Task requirements — The number of lines in the records that include "delay" is all you should give.
Data excerpts START
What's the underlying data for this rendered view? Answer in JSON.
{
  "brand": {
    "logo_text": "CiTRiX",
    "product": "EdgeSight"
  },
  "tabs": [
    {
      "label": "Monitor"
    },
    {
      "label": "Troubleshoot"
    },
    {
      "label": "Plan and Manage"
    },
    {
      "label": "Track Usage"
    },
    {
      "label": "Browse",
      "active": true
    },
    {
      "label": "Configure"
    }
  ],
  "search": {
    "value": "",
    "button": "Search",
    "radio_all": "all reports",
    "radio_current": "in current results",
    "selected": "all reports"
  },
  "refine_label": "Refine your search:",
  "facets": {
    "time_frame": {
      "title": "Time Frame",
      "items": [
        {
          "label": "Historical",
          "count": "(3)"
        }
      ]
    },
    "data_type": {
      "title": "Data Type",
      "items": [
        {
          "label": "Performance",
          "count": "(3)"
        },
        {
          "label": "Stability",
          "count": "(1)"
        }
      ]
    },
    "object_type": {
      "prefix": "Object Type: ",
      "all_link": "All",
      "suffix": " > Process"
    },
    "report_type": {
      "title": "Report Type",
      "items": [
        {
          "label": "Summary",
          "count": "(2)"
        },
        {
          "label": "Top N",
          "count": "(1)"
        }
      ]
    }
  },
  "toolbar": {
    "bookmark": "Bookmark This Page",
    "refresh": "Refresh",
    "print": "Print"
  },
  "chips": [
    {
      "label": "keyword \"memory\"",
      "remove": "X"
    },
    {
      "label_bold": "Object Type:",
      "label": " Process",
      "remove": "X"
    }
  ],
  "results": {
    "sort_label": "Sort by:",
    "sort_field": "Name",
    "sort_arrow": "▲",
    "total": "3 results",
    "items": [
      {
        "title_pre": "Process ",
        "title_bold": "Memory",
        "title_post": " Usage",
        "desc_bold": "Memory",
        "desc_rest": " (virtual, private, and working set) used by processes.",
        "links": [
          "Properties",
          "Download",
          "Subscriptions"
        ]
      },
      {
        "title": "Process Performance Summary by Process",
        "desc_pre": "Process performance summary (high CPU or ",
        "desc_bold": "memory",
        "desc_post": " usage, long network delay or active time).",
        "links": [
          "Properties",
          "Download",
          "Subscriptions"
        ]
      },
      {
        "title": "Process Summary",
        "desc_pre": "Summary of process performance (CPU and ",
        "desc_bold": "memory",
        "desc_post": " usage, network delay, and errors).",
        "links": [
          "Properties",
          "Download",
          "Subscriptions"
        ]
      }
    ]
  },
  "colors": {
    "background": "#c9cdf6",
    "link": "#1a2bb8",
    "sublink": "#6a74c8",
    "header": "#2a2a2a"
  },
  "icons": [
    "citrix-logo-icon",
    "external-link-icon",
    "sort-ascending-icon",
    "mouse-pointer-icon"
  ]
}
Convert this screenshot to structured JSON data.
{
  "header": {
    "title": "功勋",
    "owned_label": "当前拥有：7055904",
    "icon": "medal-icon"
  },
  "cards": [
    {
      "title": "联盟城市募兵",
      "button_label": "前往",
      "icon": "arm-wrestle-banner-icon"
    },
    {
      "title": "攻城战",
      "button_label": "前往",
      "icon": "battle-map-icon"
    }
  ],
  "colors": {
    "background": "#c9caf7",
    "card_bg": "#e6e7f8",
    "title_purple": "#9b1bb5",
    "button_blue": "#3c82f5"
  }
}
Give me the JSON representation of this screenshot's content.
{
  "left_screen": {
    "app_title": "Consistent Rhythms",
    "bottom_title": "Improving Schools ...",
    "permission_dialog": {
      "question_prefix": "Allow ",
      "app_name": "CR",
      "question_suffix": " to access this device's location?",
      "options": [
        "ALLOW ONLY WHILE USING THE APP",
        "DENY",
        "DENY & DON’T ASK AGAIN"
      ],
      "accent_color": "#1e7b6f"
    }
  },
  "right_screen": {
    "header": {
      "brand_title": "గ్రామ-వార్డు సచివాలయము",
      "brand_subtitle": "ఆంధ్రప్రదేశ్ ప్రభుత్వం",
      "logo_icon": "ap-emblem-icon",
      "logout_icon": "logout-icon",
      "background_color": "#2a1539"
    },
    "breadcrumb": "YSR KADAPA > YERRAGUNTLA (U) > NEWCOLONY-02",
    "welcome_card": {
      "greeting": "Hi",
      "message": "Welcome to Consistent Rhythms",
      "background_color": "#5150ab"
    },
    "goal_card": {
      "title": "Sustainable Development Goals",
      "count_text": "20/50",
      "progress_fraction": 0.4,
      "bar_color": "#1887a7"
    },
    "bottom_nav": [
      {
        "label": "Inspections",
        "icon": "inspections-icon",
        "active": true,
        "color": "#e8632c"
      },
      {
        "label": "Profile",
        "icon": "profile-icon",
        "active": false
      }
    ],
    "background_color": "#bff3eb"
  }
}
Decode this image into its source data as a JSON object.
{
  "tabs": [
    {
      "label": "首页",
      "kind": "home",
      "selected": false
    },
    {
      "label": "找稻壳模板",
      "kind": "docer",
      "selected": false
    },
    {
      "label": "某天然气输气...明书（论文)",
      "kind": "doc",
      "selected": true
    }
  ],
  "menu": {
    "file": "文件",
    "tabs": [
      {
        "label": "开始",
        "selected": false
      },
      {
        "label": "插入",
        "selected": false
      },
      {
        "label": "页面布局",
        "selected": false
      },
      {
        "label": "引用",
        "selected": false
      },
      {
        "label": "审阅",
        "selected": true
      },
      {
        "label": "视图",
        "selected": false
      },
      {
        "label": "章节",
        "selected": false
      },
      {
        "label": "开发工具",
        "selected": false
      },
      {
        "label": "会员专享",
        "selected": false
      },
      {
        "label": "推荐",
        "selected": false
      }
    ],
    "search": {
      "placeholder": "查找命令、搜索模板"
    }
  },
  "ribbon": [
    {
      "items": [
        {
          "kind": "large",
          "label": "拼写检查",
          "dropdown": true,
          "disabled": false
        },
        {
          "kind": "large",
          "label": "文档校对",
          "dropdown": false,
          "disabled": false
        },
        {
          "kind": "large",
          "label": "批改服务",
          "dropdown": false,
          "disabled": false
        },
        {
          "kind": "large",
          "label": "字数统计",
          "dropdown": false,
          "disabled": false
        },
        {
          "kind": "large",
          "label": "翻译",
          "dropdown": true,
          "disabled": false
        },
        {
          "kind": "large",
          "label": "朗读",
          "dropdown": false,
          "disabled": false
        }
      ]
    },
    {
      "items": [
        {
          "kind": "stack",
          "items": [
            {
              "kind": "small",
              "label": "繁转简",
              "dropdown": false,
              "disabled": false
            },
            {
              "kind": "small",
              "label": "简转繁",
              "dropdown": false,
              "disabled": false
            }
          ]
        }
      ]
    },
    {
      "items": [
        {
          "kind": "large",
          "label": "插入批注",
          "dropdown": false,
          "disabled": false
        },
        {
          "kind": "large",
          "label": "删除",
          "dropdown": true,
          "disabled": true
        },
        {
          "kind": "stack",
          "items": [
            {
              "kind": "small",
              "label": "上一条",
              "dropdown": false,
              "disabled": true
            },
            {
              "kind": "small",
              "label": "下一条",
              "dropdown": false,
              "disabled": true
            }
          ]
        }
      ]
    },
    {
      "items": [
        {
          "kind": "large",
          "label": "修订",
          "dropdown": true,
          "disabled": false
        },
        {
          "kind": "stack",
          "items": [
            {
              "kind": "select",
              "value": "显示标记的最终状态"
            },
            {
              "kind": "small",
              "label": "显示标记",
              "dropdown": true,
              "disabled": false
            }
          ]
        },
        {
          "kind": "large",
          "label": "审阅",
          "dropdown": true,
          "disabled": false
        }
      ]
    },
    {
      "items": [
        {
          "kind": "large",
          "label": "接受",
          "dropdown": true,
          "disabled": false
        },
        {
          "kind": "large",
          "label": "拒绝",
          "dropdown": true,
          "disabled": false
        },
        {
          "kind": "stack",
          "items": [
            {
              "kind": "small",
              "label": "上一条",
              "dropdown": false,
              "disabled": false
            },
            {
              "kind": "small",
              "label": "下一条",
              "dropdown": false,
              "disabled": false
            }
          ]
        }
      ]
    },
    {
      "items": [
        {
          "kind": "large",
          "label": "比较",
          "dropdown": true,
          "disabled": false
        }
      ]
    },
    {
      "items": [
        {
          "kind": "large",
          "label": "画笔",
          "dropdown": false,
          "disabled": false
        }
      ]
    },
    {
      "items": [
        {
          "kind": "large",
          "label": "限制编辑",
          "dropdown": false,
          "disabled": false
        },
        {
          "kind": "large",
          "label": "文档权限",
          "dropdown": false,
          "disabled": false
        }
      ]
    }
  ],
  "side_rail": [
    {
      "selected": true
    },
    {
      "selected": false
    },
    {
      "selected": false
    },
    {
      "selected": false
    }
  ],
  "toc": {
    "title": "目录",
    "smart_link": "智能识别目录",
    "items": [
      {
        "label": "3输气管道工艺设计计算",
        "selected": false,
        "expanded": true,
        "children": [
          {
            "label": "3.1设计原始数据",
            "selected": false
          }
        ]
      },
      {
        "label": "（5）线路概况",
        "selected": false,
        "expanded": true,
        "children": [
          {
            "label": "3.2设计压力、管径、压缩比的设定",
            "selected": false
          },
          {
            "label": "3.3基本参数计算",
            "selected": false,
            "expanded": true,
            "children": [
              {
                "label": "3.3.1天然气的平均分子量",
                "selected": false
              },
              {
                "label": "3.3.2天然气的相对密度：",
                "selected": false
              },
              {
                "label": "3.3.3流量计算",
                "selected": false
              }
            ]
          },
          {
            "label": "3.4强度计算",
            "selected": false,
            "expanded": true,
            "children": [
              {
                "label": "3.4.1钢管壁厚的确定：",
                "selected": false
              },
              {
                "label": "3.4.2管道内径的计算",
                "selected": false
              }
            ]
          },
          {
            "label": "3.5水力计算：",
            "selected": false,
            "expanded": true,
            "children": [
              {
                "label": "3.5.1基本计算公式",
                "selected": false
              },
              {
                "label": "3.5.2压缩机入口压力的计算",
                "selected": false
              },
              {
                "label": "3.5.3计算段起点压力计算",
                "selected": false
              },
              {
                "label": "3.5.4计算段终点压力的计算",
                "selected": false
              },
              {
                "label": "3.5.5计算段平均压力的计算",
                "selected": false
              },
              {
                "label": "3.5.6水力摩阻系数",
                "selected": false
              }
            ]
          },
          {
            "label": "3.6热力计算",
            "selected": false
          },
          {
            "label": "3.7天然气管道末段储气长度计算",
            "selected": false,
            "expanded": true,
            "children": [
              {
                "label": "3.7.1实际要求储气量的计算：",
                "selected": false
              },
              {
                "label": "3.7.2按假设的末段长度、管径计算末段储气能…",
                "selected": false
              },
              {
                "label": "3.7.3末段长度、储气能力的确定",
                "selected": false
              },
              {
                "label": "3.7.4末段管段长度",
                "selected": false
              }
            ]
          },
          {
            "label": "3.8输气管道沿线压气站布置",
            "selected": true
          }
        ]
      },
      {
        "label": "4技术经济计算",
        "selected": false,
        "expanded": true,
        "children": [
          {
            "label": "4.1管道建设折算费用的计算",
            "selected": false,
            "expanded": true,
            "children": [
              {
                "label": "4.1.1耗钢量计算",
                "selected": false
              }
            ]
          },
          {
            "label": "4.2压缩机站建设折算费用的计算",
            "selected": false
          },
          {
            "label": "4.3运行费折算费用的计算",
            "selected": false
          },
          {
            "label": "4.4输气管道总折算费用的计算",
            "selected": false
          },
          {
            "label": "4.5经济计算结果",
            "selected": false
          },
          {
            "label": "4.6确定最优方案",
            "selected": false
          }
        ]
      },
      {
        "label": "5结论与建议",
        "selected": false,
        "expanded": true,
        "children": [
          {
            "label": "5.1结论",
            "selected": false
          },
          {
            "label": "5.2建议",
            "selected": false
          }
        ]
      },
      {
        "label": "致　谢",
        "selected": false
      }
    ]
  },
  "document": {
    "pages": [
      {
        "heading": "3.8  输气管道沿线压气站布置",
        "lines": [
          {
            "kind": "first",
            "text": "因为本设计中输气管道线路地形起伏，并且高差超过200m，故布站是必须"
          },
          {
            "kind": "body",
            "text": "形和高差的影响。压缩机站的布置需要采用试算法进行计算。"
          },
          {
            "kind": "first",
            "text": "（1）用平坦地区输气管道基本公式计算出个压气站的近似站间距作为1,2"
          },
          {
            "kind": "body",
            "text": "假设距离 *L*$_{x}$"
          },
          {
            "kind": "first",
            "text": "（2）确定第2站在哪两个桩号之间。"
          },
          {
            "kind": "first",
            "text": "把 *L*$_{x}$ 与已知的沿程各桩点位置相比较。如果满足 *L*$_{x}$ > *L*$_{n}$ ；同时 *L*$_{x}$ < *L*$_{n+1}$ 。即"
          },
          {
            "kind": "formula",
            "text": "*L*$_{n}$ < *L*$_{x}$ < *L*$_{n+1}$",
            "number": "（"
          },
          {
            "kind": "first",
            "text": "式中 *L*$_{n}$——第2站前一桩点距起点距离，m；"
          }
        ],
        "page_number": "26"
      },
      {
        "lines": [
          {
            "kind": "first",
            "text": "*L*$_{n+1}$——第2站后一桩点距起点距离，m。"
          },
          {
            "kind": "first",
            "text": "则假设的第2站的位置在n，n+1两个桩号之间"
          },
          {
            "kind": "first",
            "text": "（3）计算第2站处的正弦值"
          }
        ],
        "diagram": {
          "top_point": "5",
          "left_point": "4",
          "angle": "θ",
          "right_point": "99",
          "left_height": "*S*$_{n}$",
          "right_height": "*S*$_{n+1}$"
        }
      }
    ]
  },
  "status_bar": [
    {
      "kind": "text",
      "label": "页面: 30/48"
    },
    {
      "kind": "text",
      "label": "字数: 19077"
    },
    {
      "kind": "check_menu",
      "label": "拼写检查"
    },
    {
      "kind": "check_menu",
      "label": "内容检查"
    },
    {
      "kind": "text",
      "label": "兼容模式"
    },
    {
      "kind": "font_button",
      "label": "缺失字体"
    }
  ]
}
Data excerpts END
Problem solution — 2